Specifically, a prosecutor said, Flynn spoke to one senior official who was at Trump’s Mar-A-Lago resort property in Florida about what to say to Ambassador Sergey Kislyak.
Mueller’s charges against Flynn make it clear that he takes lying to the FBI seriously. Lying to the FBI is a significant crime because it makes it harder for investigators to uncover the truth. As a result, when FBI agents interview subjects, they show their badges to make sure that the person knows that they are in fact FBI agents. They tell the person that lying to the FBI is a crime. This occurs for two reasons, (1) to provide fair notice to the person that he should take this interview seriously and that lying brings significant consequences, and (2) to help prove at trial the essential element of the crime that the person was aware that lying to the FBI was illegal.
In a statement after the hearing, Flynn said it had been “extraordinarily painful to endure these many months of false accusations of ‘treason’ and other outrageous acts.”
“But I recognize that the actions I acknowledged in court today were wrong, and through my faith in God I am working to set things right.”
“My guilty plea and agreement to cooperate with the Special Counsel’s Office reflect a decision I made in the best interests of my family and of our country. I accept full responsibility for my actions.”
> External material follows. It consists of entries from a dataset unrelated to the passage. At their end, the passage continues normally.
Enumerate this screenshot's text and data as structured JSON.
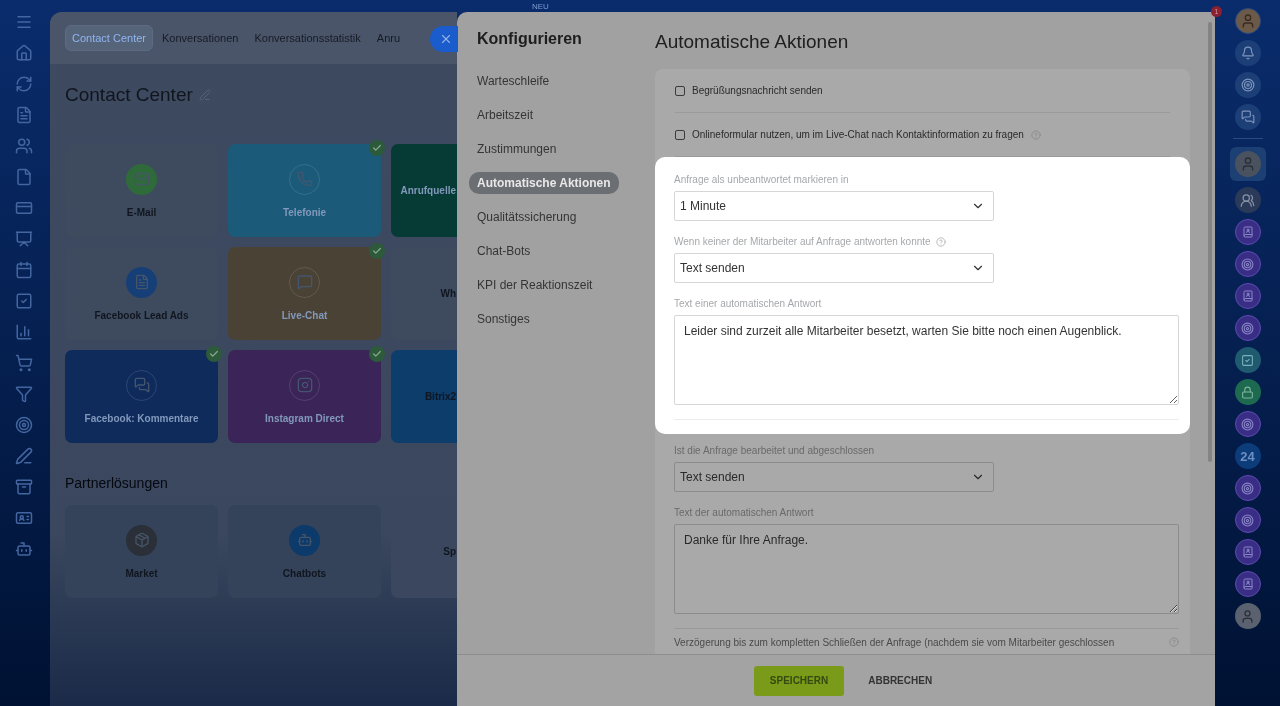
{
  "top_bar": {
    "badge": "NEU"
  },
  "background_page": {
    "tabs": [
      {
        "label": "Contact Center",
        "selected": true
      },
      {
        "label": "Konversationen",
        "selected": false
      },
      {
        "label": "Konversationsstatistik",
        "selected": false
      },
      {
        "label": "Anru",
        "selected": false
      }
    ],
    "title": "Contact Center",
    "tiles": [
      {
        "label": "E-Mail",
        "kind": "mail",
        "connected": false,
        "color": "#2f6b3a"
      },
      {
        "label": "Telefonie",
        "kind": "phone",
        "connected": true,
        "color": "#1b5a79"
      },
      {
        "label": "Anrufquelle",
        "kind": "none",
        "color": "#053a35"
      },
      {
        "label": "Facebook Lead Ads",
        "kind": "lead",
        "connected": false,
        "color": "#163f78"
      },
      {
        "label": "Live-Chat",
        "kind": "chat",
        "connected": true,
        "color": "#4b4236"
      },
      {
        "label": "Wh",
        "kind": "none",
        "color": "#3e4a5e"
      },
      {
        "label": "Facebook: Kommentare",
        "kind": "comments",
        "connected": true,
        "color": "#0f2b5c"
      },
      {
        "label": "Instagram Direct",
        "kind": "instagram",
        "connected": true,
        "color": "#3b2558"
      },
      {
        "label": "Bitrix2",
        "kind": "none",
        "color": "#0d3d6b"
      }
    ],
    "partner_title": "Partnerlösungen",
    "partner_tiles": [
      {
        "label": "Market",
        "kind": "market",
        "color": "#2a2f38"
      },
      {
        "label": "Chatbots",
        "kind": "bot",
        "color": "#0c3a6a"
      },
      {
        "label": "Sp",
        "kind": "none",
        "color": "#3a475e"
      }
    ]
  },
  "panel": {
    "nav_title": "Konfigurieren",
    "nav_items": [
      {
        "label": "Warteschleife",
        "selected": false
      },
      {
        "label": "Arbeitszeit",
        "selected": false
      },
      {
        "label": "Zustimmungen",
        "selected": false
      },
      {
        "label": "Automatische Aktionen",
        "selected": true
      },
      {
        "label": "Qualitätssicherung",
        "selected": false
      },
      {
        "label": "Chat-Bots",
        "selected": false
      },
      {
        "label": "KPI der Reaktionszeit",
        "selected": false
      },
      {
        "label": "Sonstiges",
        "selected": false
      }
    ],
    "title": "Automatische Aktionen",
    "checkboxes": [
      {
        "label": "Begrüßungsnachricht senden",
        "checked": false
      },
      {
        "label": "Onlineformular nutzen, um im Live-Chat nach Kontaktinformation zu fragen",
        "checked": false,
        "help": true
      }
    ],
    "sections": [
      {
        "highlighted": true,
        "fields": [
          {
            "kind": "select",
            "label": "Anfrage als unbeantwortet markieren in",
            "value": "1 Minute"
          },
          {
            "kind": "select",
            "label": "Wenn keiner der Mitarbeiter auf Anfrage antworten konnte",
            "value": "Text senden",
            "help": true
          },
          {
            "kind": "textarea",
            "label": "Text einer automatischen Antwort",
            "value": "Leider sind zurzeit alle Mitarbeiter besetzt, warten Sie bitte noch einen Augenblick."
          }
        ]
      },
      {
        "highlighted": false,
        "fields": [
          {
            "kind": "select",
            "label": "Ist die Anfrage bearbeitet und abgeschlossen",
            "value": "Text senden"
          },
          {
            "kind": "textarea",
            "label": "Text der automatischen Antwort",
            "value": "Danke für Ihre Anfrage."
          },
          {
            "kind": "label",
            "label": "Verzögerung bis zum kompletten Schließen der Anfrage (nachdem sie vom Mitarbeiter geschlossen",
            "help": true
          }
        ]
      }
    ],
    "footer_buttons": [
      {
        "label": "SPEICHERN",
        "kind": "primary"
      },
      {
        "label": "ABBRECHEN",
        "kind": "link"
      }
    ]
  },
  "right_rail": {
    "notification_count": "1",
    "items": [
      {
        "kind": "avatar"
      },
      {
        "kind": "bell"
      },
      {
        "kind": "target"
      },
      {
        "kind": "exchange"
      },
      {
        "kind": "divider"
      },
      {
        "kind": "person"
      },
      {
        "kind": "group"
      },
      {
        "kind": "book"
      },
      {
        "kind": "target-app"
      },
      {
        "kind": "book"
      },
      {
        "kind": "target-app"
      },
      {
        "kind": "check"
      },
      {
        "kind": "lock"
      },
      {
        "kind": "target-app"
      },
      {
        "kind": "text",
        "text": "24"
      },
      {
        "kind": "target-app"
      },
      {
        "kind": "target-app"
      },
      {
        "kind": "book"
      },
      {
        "kind": "book"
      },
      {
        "kind": "cat"
      }
    ]
  }
}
The charge against Flynn carries a maximum possible prison sentence of five years — but his plea agreement calls for a recommended sentence of no more than six months in prison.